In the data below, which lines hold "application"? Copy every one.

Data entries
***

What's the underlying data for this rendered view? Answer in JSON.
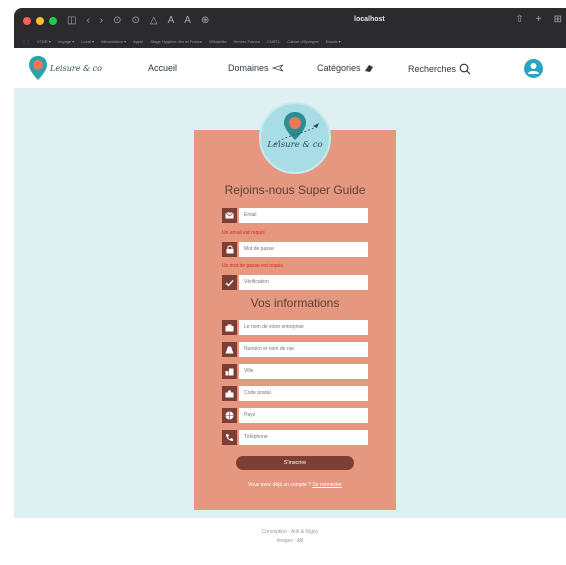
{
  "browser": {
    "url": "localhost",
    "nav_glyphs": [
      "◫",
      "‹",
      "›",
      "⊙",
      "⊙",
      "△",
      "A",
      "A",
      "⊕"
    ],
    "right_glyphs": [
      "⇧",
      "+",
      "⊞"
    ],
    "bookmarks": [
      "⋮⋮ ",
      "VTBR ▾",
      "Voyage ▾",
      "Local ▾",
      "Alimentation ▾",
      "Apple",
      "Stage Hygiène Jeu et France",
      "Wikipedia",
      "Heroes France",
      "CNRTL",
      "Caisse d'Epargne",
      "Essais ▾"
    ]
  },
  "nav": {
    "logo_text": "Leisure & co",
    "items": [
      {
        "label": "Accueil"
      },
      {
        "label": "Domaines"
      },
      {
        "label": "Catégories"
      },
      {
        "label": "Recherches"
      }
    ]
  },
  "card": {
    "logo_text": "Leisure & co",
    "title": "Rejoins-nous Super Guide",
    "fields_top": [
      {
        "placeholder": "Email",
        "icon": "envelope-icon"
      },
      {
        "placeholder": "Mot de passe",
        "icon": "lock-icon"
      },
      {
        "placeholder": "Vérification",
        "icon": "check-icon"
      }
    ],
    "errors": [
      "Un email est requis",
      "Un mot de passe est requis"
    ],
    "subtitle": "Vos informations",
    "fields_info": [
      {
        "placeholder": "Le nom de votre entreprise",
        "icon": "building-icon"
      },
      {
        "placeholder": "Numéro et nom de rue",
        "icon": "road-icon"
      },
      {
        "placeholder": "Ville",
        "icon": "city-icon"
      },
      {
        "placeholder": "Code postal",
        "icon": "mailbox-icon"
      },
      {
        "placeholder": "Pays",
        "icon": "globe-icon"
      },
      {
        "placeholder": "Téléphone",
        "icon": "phone-icon"
      }
    ],
    "submit_label": "S'inscrire",
    "login_prompt": "Vous avez déjà un compte ?",
    "login_link": "Se connecter"
  },
  "footer": {
    "line1": "Conception : Arik & Rigby",
    "line2": "Images : AB"
  },
  "colors": {
    "card": "#e59780",
    "dark_brown": "#7d3e34",
    "background": "#dff0f3",
    "error": "#d7261f",
    "avatar": "#2aa3c6"
  }
}
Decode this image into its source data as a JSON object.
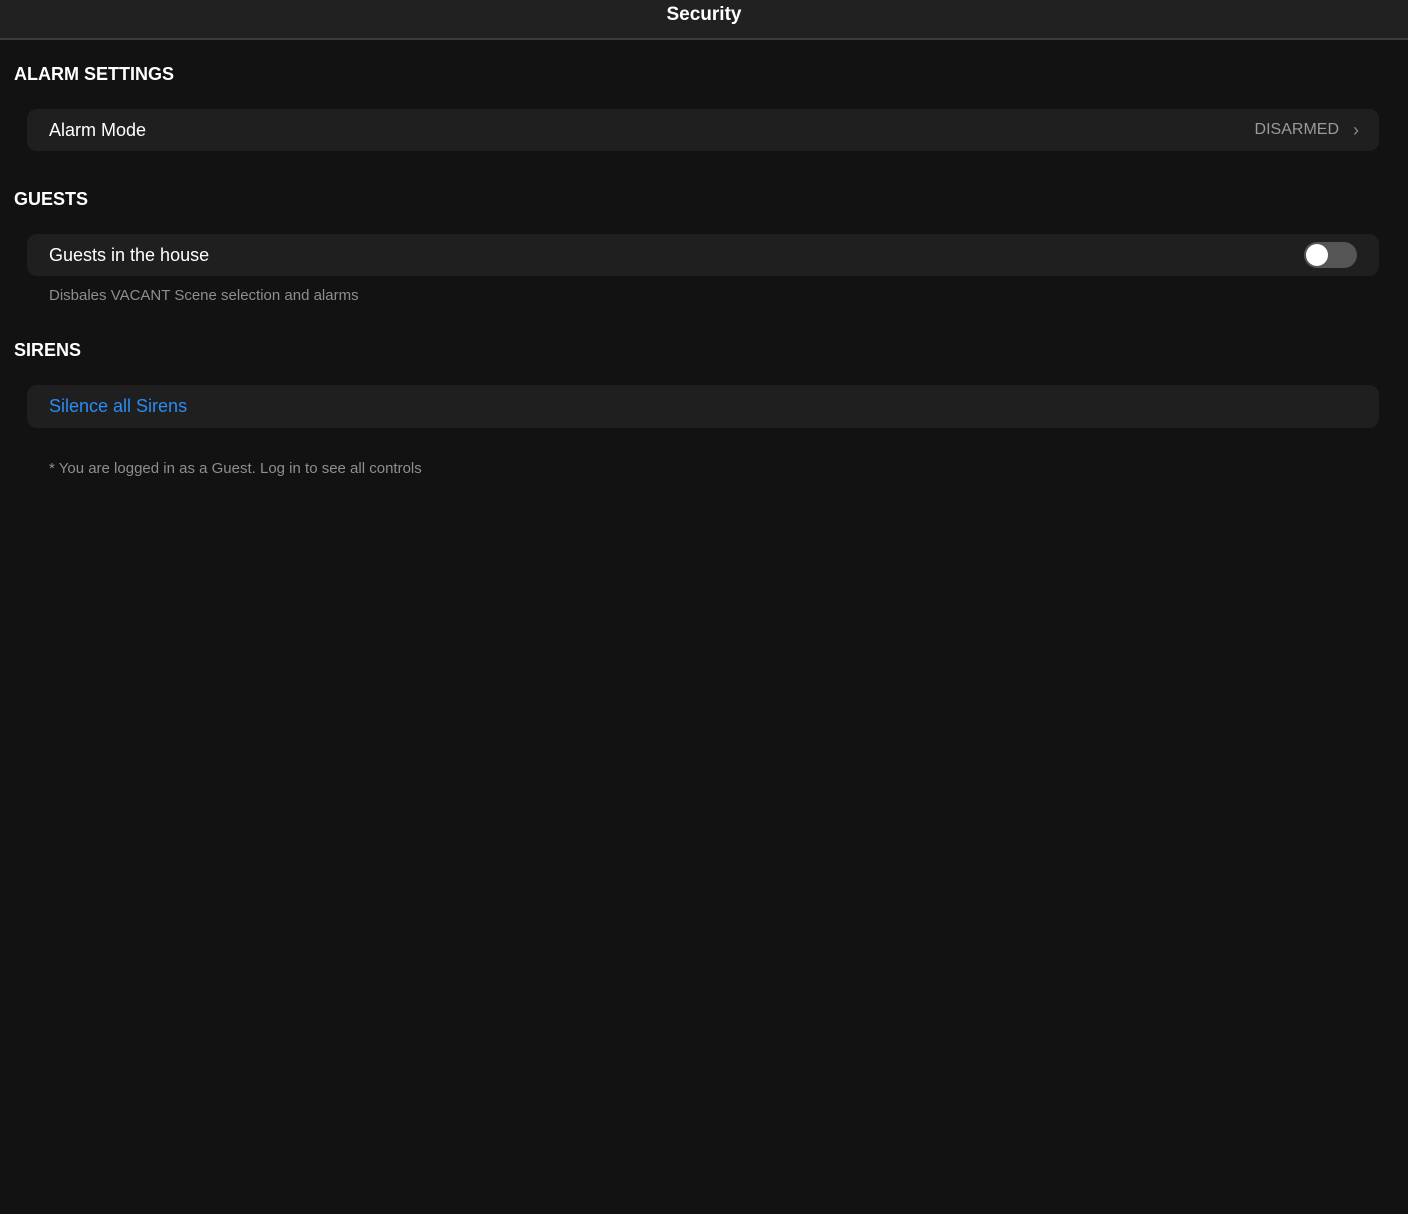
{
  "header": {
    "title": "Security"
  },
  "alarm": {
    "section": "ALARM SETTINGS",
    "mode_label": "Alarm Mode",
    "mode_value": "DISARMED"
  },
  "guests": {
    "section": "GUESTS",
    "label": "Guests in the house",
    "toggle_on": false,
    "note": "Disbales VACANT Scene selection and alarms"
  },
  "sirens": {
    "section": "SIRENS",
    "silence_label": "Silence all Sirens"
  },
  "footer": {
    "note": "* You are logged in as a Guest. Log in to see all controls"
  },
  "colors": {
    "accent": "#2a8cf5",
    "background": "#121212",
    "card": "#1f1f1f"
  }
}
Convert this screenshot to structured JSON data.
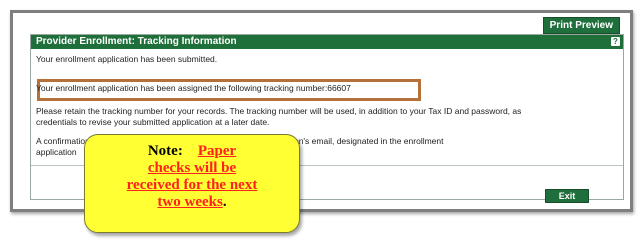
{
  "toolbar": {
    "print_preview_label": "Print Preview"
  },
  "panel": {
    "title": "Provider Enrollment: Tracking Information",
    "help_icon": "?",
    "submitted_msg": "Your enrollment application has been submitted.",
    "tracking_msg": "Your enrollment application has been assigned the following tracking number:66607",
    "retain_msg_line1": "Please retain the tracking number for your records. The tracking number will be used, in addition to your Tax ID and password, as",
    "retain_msg_line2": "credentials to revise your submitted application at a later date.",
    "email_msg_line1": "A confirmation email has also been sent to the following contact person's email, designated in the enrollment",
    "email_msg_line2": "application",
    "exit_label": "Exit"
  },
  "note": {
    "label": "Note:",
    "line1": "Paper",
    "line2": "checks will be",
    "line3": "received for the next",
    "line4": "two weeks",
    "period": "."
  },
  "colors": {
    "header_green": "#1f6f3a",
    "highlight_border": "#b5713a",
    "note_yellow": "#ffff33",
    "note_red_text": "#ff2020"
  }
}
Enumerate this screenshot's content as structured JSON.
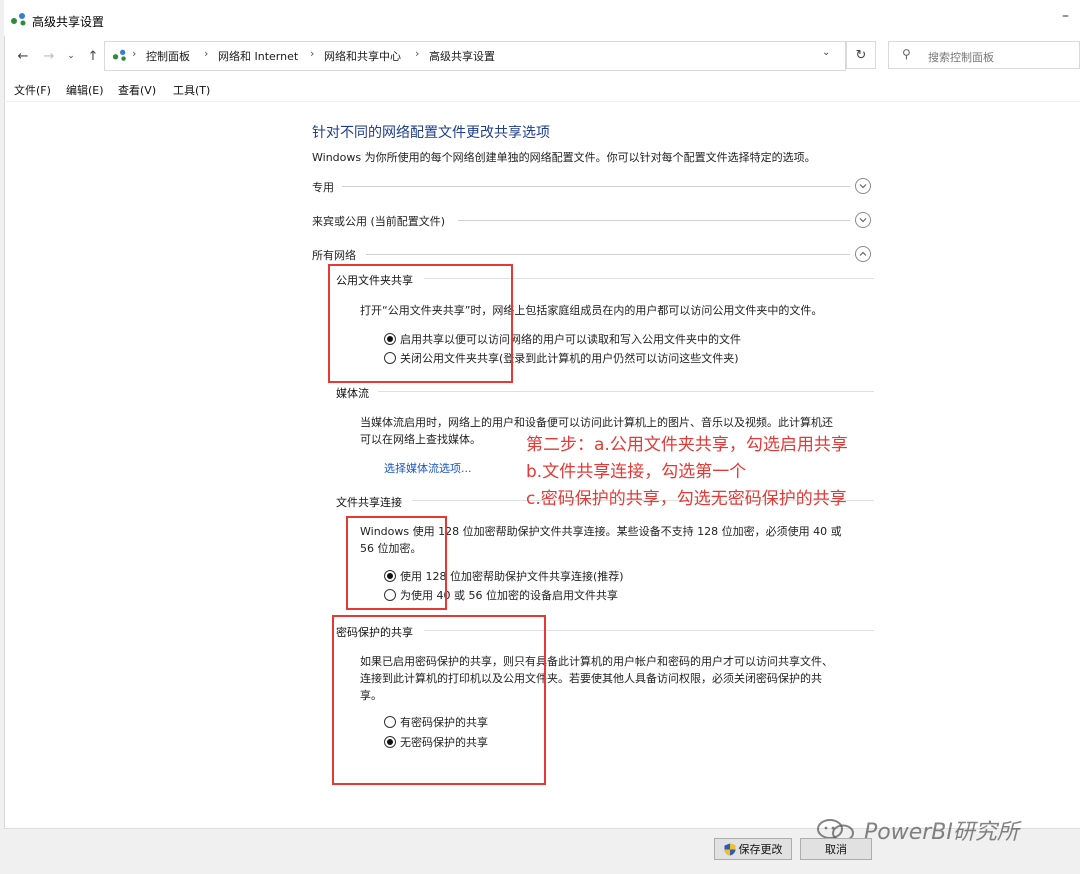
{
  "window": {
    "title": "高级共享设置"
  },
  "address": {
    "crumbs": [
      "控制面板",
      "网络和 Internet",
      "网络和共享中心",
      "高级共享设置"
    ],
    "search_placeholder": "搜索控制面板"
  },
  "menu": [
    "文件(F)",
    "编辑(E)",
    "查看(V)",
    "工具(T)"
  ],
  "main": {
    "heading": "针对不同的网络配置文件更改共享选项",
    "description": "Windows 为你所使用的每个网络创建单独的网络配置文件。你可以针对每个配置文件选择特定的选项。",
    "profiles": [
      {
        "label": "专用",
        "expanded": false
      },
      {
        "label": "来宾或公用 (当前配置文件)",
        "expanded": false
      },
      {
        "label": "所有网络",
        "expanded": true
      }
    ],
    "sections": {
      "public_folder": {
        "label": "公用文件夹共享",
        "text": "打开“公用文件夹共享”时，网络上包括家庭组成员在内的用户都可以访问公用文件夹中的文件。",
        "options": [
          {
            "label": "启用共享以便可以访问网络的用户可以读取和写入公用文件夹中的文件",
            "selected": true
          },
          {
            "label": "关闭公用文件夹共享(登录到此计算机的用户仍然可以访问这些文件夹)",
            "selected": false
          }
        ]
      },
      "media": {
        "label": "媒体流",
        "text_line1": "当媒体流启用时，网络上的用户和设备便可以访问此计算机上的图片、音乐以及视频。此计算机还",
        "text_line2": "可以在网络上查找媒体。",
        "link": "选择媒体流选项..."
      },
      "file_sharing": {
        "label": "文件共享连接",
        "text_line1": "Windows 使用 128 位加密帮助保护文件共享连接。某些设备不支持 128 位加密，必须使用 40 或",
        "text_line2": "56 位加密。",
        "options": [
          {
            "label": "使用 128 位加密帮助保护文件共享连接(推荐)",
            "selected": true
          },
          {
            "label": "为使用 40 或 56 位加密的设备启用文件共享",
            "selected": false
          }
        ]
      },
      "password": {
        "label": "密码保护的共享",
        "text_line1": "如果已启用密码保护的共享，则只有具备此计算机的用户帐户和密码的用户才可以访问共享文件、",
        "text_line2": "连接到此计算机的打印机以及公用文件夹。若要使其他人具备访问权限，必须关闭密码保护的共",
        "text_line3": "享。",
        "options": [
          {
            "label": "有密码保护的共享",
            "selected": false
          },
          {
            "label": "无密码保护的共享",
            "selected": true
          }
        ]
      }
    }
  },
  "annotation": {
    "line1": "第二步：a.公用文件夹共享，勾选启用共享",
    "line2": "b.文件共享连接，勾选第一个",
    "line3": "c.密码保护的共享，勾选无密码保护的共享",
    "color": "#e53935"
  },
  "buttons": {
    "save": "保存更改",
    "cancel": "取消"
  },
  "watermark": "PowerBI研究所",
  "colors": {
    "heading": "#1e3d8f",
    "link": "#1a56c9",
    "accent": "#e53935"
  }
}
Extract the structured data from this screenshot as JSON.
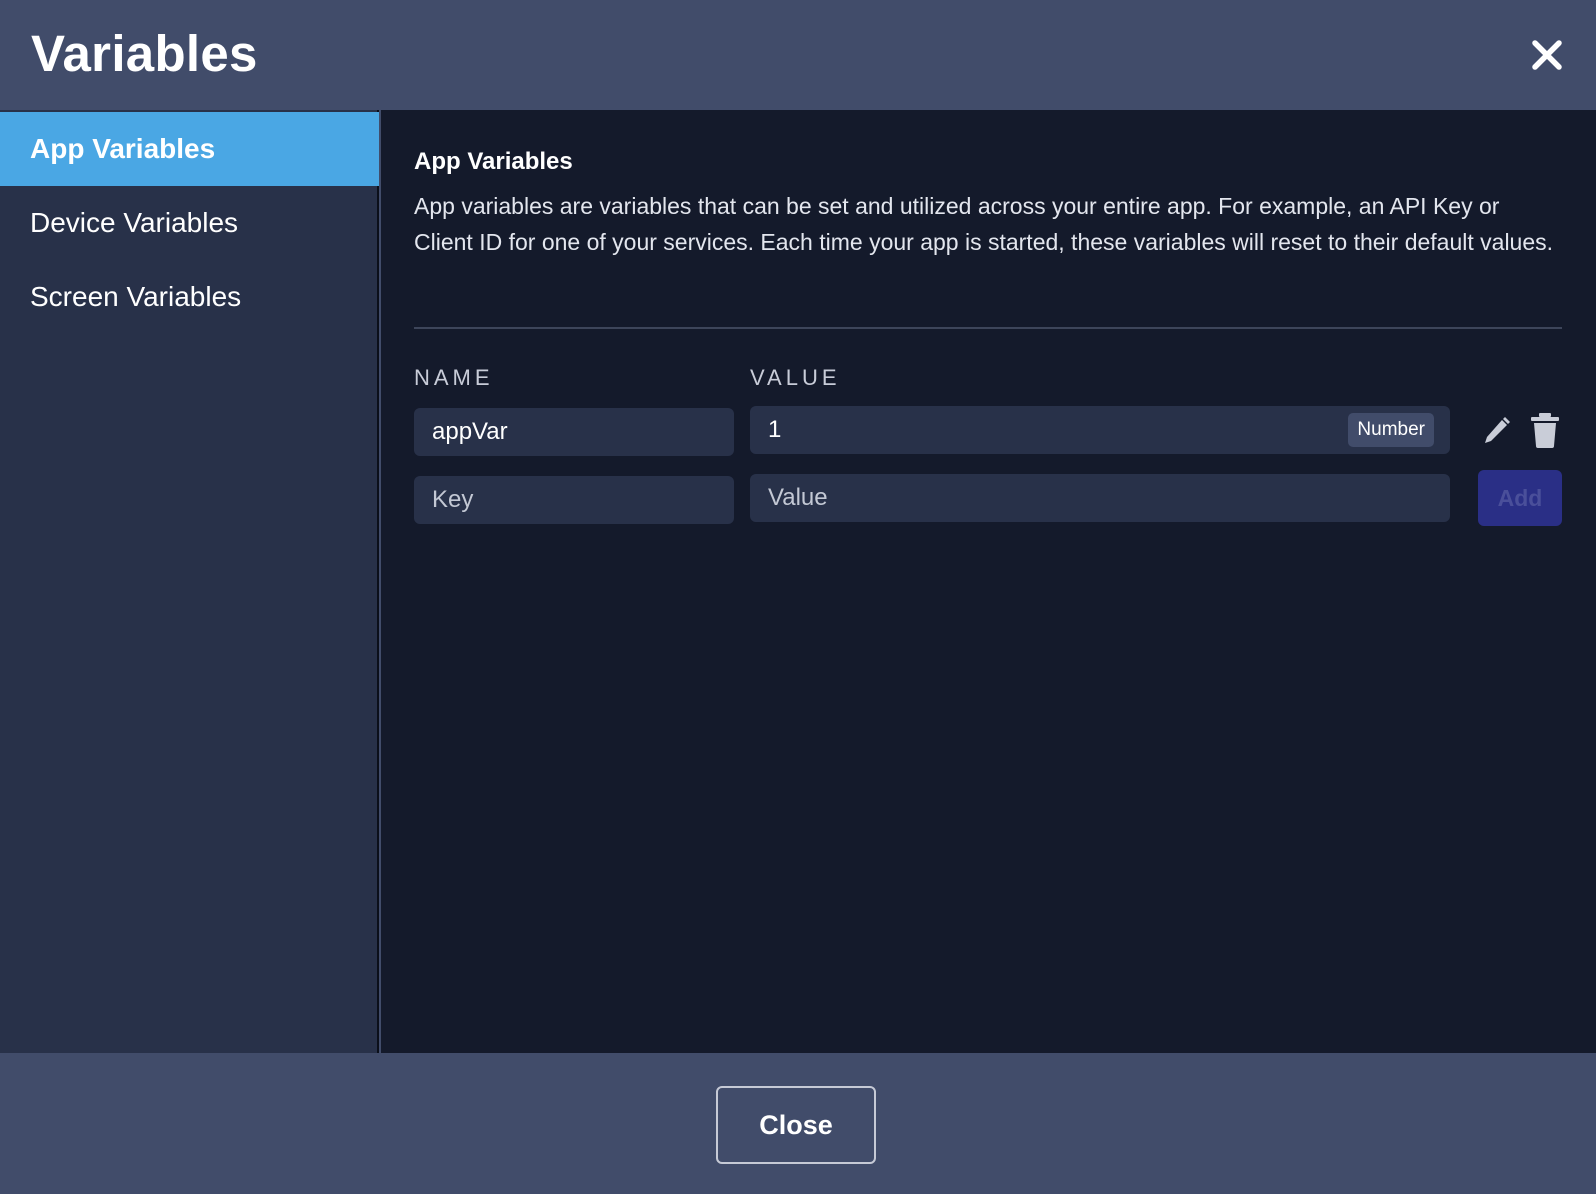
{
  "dialog": {
    "title": "Variables",
    "close_icon": "close-icon"
  },
  "sidebar": {
    "items": [
      {
        "label": "App Variables",
        "active": true
      },
      {
        "label": "Device Variables",
        "active": false
      },
      {
        "label": "Screen Variables",
        "active": false
      }
    ]
  },
  "main": {
    "section_title": "App Variables",
    "description": "App variables are variables that can be set and utilized across your entire app. For example, an API Key or Client ID for one of your services. Each time your app is started, these variables will reset to their default values.",
    "columns": {
      "name": "NAME",
      "value": "VALUE"
    },
    "rows": [
      {
        "name": "appVar",
        "value": "1",
        "type": "Number"
      }
    ],
    "new_row": {
      "key_placeholder": "Key",
      "value_placeholder": "Value",
      "add_label": "Add"
    },
    "row_icons": [
      "pencil-icon",
      "trash-icon"
    ]
  },
  "footer": {
    "close_label": "Close"
  },
  "colors": {
    "header_bg": "#414c6a",
    "sidebar_bg": "#283149",
    "sidebar_active": "#4aa7e4",
    "main_bg": "#141a2b",
    "field_bg": "#283149",
    "add_button": "#2a2f86"
  }
}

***

ANSWER SPACE:
    "submitted_msg": "Your enrollment application has been submitted.",
    "tracking_msg": "Your enrollment application has been assigned the following tracking number:66607",
    "retain_msg_line2": "credentials to revise your submitted application at a later date.",
    "email_msg_line2": "application",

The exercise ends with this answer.